Europe is home to 15% of the world's population. The area includes Eastern and Western Europe, as well as European Russia.
The continent of Europe is connected to the continent of Asia. Unlike other geographically separated continents, Europe is considered
its own continent because of historical reasons.Europe is surrounded by water on all but its eastern side, where it borders Asia. On the north, the Barents Sea bounds Europe, to the south is the Mediterranean Sea, and on the western coast is the Atlantic Ocean.
Many different geographical features form the continent. The coastline
consists of many peninsulas, fjords, and islands.
Europe is a highly complex home to people of many different nationalities. The continent has long been an important shaper of the world, and remains highly prosperous today.
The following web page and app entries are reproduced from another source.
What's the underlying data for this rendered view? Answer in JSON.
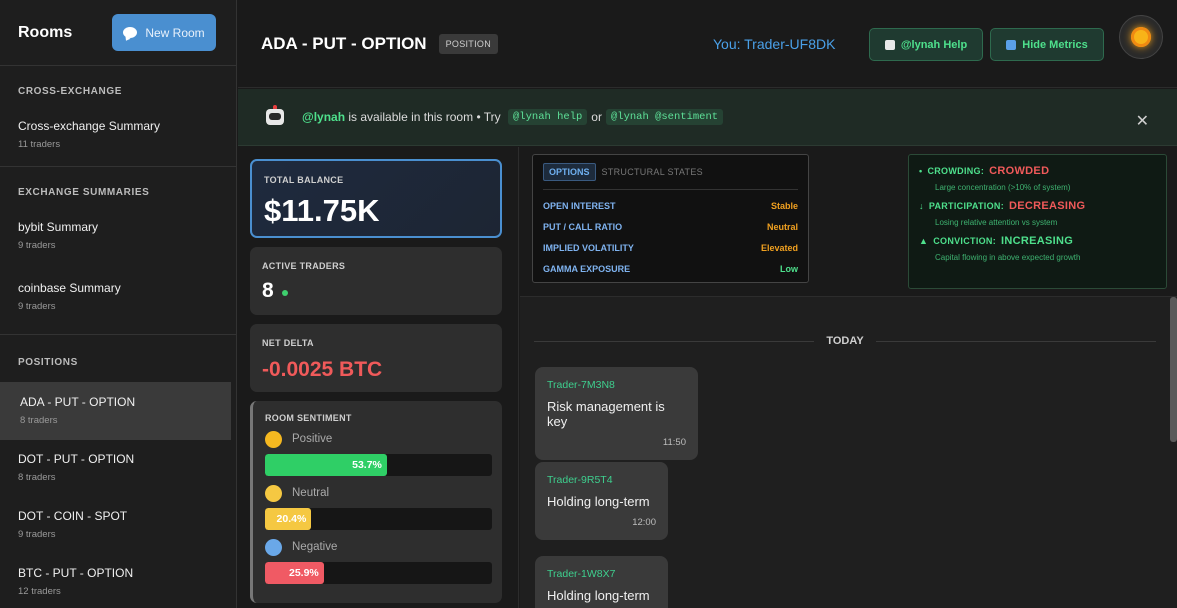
{
  "sidebar": {
    "title": "Rooms",
    "new_room_label": "New Room",
    "sections": [
      {
        "title": "CROSS-EXCHANGE",
        "items": [
          {
            "name": "Cross-exchange Summary",
            "sub": "11 traders"
          }
        ]
      },
      {
        "title": "EXCHANGE SUMMARIES",
        "items": [
          {
            "name": "bybit Summary",
            "sub": "9 traders"
          },
          {
            "name": "coinbase Summary",
            "sub": "9 traders"
          }
        ]
      },
      {
        "title": "POSITIONS",
        "items": [
          {
            "name": "ADA - PUT - OPTION",
            "sub": "8 traders"
          },
          {
            "name": "DOT - PUT - OPTION",
            "sub": "8 traders"
          },
          {
            "name": "DOT - COIN - SPOT",
            "sub": "9 traders"
          },
          {
            "name": "BTC - PUT - OPTION",
            "sub": "12 traders"
          }
        ]
      }
    ]
  },
  "header": {
    "title": "ADA - PUT - OPTION",
    "badge": "POSITION",
    "user": "You: Trader-UF8DK",
    "help_label": "@lynah Help",
    "metrics_label": "Hide Metrics"
  },
  "banner": {
    "bot": "@lynah",
    "text1": " is available in this room • Try ",
    "cmd1": "@lynah help",
    "or": "or",
    "cmd2": "@lynah @sentiment",
    "close": "✕"
  },
  "metrics": {
    "balance_label": "TOTAL BALANCE",
    "balance_value": "$11.75K",
    "traders_label": "ACTIVE TRADERS",
    "traders_value": "8",
    "delta_label": "NET DELTA",
    "delta_value": "-0.0025 BTC",
    "sentiment_label": "ROOM SENTIMENT",
    "sentiment": [
      {
        "label": "Positive",
        "pct": 53.7,
        "pct_text": "53.7%",
        "color": "#2fcf66"
      },
      {
        "label": "Neutral",
        "pct": 20.4,
        "pct_text": "20.4%",
        "color": "#f5c842"
      },
      {
        "label": "Negative",
        "pct": 25.9,
        "pct_text": "25.9%",
        "color": "#f05a64"
      }
    ]
  },
  "options": {
    "tab_active": "OPTIONS",
    "tab_other": "STRUCTURAL STATES",
    "rows": [
      {
        "key": "OPEN INTEREST",
        "value": "Stable",
        "color": "#f0a020"
      },
      {
        "key": "PUT / CALL RATIO",
        "value": "Neutral",
        "color": "#f0a020"
      },
      {
        "key": "IMPLIED VOLATILITY",
        "value": "Elevated",
        "color": "#f0a020"
      },
      {
        "key": "GAMMA EXPOSURE",
        "value": "Low",
        "color": "#4ee08c"
      }
    ]
  },
  "signals": [
    {
      "icon": "•",
      "label": "CROWDING:",
      "value": "CROWDED",
      "value_color": "#f05a5a",
      "sub": "Large concentration (>10% of system)"
    },
    {
      "icon": "↓",
      "label": "PARTICIPATION:",
      "value": "DECREASING",
      "value_color": "#f05a5a",
      "sub": "Losing relative attention vs system"
    },
    {
      "icon": "▲",
      "label": "CONVICTION:",
      "value": "INCREASING",
      "value_color": "#4ee08c",
      "sub": "Capital flowing in above expected growth"
    }
  ],
  "chat": {
    "divider": "TODAY",
    "messages": [
      {
        "user": "Trader-7M3N8",
        "text": "Risk management is key",
        "time": "11:50"
      },
      {
        "user": "Trader-9R5T4",
        "text": "Holding long-term",
        "time": "12:00"
      },
      {
        "user": "Trader-1W8X7",
        "text": "Holding long-term",
        "time": ""
      }
    ]
  }
}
Now, many nations of Europe have joined together to form the European Union. Cooperation between the countries may make the enforcement of environmental laws easier, and could assist in the signing of environmental treaties.
Ministers of the Environment from nations across Europe met at Dobríš Castle, Czechoslovakia, in 1991 to identify the challenges the continent faced.
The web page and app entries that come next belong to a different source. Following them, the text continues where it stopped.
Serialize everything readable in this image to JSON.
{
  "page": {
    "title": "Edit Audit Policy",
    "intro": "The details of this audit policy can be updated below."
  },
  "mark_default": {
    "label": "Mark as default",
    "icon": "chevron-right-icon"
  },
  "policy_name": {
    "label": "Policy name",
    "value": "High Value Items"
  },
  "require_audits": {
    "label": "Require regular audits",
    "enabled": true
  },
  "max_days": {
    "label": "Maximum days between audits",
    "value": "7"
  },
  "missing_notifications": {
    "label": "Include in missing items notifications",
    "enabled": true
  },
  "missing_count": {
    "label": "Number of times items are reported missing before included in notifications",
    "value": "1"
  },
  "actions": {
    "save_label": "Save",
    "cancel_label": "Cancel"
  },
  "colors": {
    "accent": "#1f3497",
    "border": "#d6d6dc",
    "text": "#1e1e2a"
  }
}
They determined that the most major problems the continent would have to deal with are climate change, stratospheric ozone depletion, the loss of biodiversity, major accidents, acidification, tropospheric ozone and other
photochemical oxidants, the management of fresh water, forest degradation, coastal zone threats and management, waste reduction and management, urban stress, and chemical risks.
Europe - Biodiversity Issues
Europe - Economic Aspects
Europe - Major Forest Problems
Europe - Major Land Problems
Europe - Major Water Problems
Europe - Marine Environments
Europe - National Projects
Europe - Regional Projects
Europe - Social Aspects